  37. Tilmann, F., Ni, J., 2003. Seismic Imaging of the Downwelling Indian Lithosphere beneath Central Tibet. Science, 300(5624): 1424–1427.  https://doi.org/10.1126/science.1082777 CrossRefGoogle Scholar
  38. Turcotte, D. L., Schubert, G., 2002. Geodynamics. Cambridge University Press, Cambridge.  https://doi.org/10.1017/cbo9780511807442 CrossRefGoogle Scholar
  39. Ueda, K., Gerya, T., Sobolev, S. V., 2008. Subduction Initiation by Thermal-Chemical Plumes: Numerical Studies. Physics of the Earth and Planetary Interiors, 171(1/2/3/4): 296–312.  https://doi.org/10.1016/j.pepi.2008.06.032 CrossRefGoogle Scholar
  40. Van der Voo, R., Spakman, W., Bijwaard, H., 1999. Tethyan Subducted Slabs under India. Earth and Planetary Science Letters, 171(1): 7–20.  https://doi.org/10.1016/s0012-821x(99)00131-4 CrossRefGoogle Scholar
  41. Warren, C. J., 2013. Exhumation of (Ultra-)High-Pressure Terranes: Concepts and Mechanisms. Solid Earth, 4(1): 75–92.  https://doi.org/10.5194/se-4-75-2013 CrossRefGoogle Scholar
  42. Wortel, M. J. R., Spakman, W., 2000. Subduction and Slab Detachment in the Mediterranean-Carpathian Region. Science, 290(5498): 1910–1917.  https://doi.org/10.1126/science.290.5498.1910 CrossRefGoogle Scholar
  43. Zhang, L., Ye, Y., Qin, S., et al., 2018. Water in the Thickened Lower Crust of the Eastern Himalayan Orogen. Journal of Earth Science, 29(5): 1040–1048.  https://doi.org/10.1007/s12583-018-0880-7 CrossRefGoogle Scholar
  44. Zhao, J. M., Yuan, X. H., Liu, H. B., et al., 2010. The Boundary between the Indian and Asian Tectonic Plates below Tibet. Proceedings of the National Academy of Sciences, 107(25): 11229–11233.  https://doi.org/10.1073/pnas.1001921107 CrossRefGoogle Scholar
  45. Zheng, J. P., Sun, M., Griffin, W. L., et al., 2008. Age and Geochemistry of Contrasting Peridotite Types in the Dabie UHP Belt, Eastern China: Petrogenetic and Geodynamic Implications. Chemical Geology, 247(1/2): 282–304.  https://doi.org/10.1016/j.chemgeo.2007.10.023 CrossRefGoogle Scholar

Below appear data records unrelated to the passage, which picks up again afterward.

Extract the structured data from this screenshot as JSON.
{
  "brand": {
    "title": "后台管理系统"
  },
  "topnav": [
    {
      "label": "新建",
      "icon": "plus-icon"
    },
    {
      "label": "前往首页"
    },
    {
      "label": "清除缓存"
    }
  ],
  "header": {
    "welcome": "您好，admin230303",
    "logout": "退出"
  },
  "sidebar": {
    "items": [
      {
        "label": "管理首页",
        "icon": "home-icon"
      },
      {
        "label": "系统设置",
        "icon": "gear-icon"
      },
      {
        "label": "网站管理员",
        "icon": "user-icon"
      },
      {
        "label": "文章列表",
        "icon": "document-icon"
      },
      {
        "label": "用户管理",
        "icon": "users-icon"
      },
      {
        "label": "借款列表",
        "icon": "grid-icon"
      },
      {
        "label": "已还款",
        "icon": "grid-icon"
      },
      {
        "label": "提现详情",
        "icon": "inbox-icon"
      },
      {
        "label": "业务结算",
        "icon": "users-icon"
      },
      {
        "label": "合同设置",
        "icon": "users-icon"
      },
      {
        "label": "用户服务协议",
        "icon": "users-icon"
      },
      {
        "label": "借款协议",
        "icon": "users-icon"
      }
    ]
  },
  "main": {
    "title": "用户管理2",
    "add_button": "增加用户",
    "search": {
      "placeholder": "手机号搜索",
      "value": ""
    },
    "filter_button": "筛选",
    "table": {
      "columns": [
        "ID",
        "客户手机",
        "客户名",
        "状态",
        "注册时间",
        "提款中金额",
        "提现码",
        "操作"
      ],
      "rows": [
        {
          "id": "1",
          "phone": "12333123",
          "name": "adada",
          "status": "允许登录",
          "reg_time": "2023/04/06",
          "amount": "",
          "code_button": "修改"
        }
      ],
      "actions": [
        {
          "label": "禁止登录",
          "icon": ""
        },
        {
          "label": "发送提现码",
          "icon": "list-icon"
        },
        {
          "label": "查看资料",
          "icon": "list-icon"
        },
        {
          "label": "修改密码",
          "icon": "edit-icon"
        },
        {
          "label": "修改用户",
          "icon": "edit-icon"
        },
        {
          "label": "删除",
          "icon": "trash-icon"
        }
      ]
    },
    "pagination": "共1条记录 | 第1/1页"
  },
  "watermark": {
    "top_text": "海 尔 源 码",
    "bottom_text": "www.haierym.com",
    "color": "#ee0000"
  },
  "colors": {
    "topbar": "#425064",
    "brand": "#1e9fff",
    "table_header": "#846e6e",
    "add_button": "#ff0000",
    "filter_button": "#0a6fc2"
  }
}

Copyright information

© China University of Geosciences (Wuhan) and Springer-Verlag GmbH Germany, Part of Springer Nature 2019

Authors and Affiliations

  1. 1.Guangdong Provincial Key Lab of Geodynamics and Geohazards, School of Earth Sciences and EngineeringSun Yat-sen UniversityGuangzhouChina
  2. 2.Southern Laboratory of Ocean Science and EngineeringZhuhaiChina
  3. 3.Key Laboratory of Computational Geodynamics, College of Earth SciencesUniversity of Chinese Academy of SciencesBeijingChina

Personalised recommendations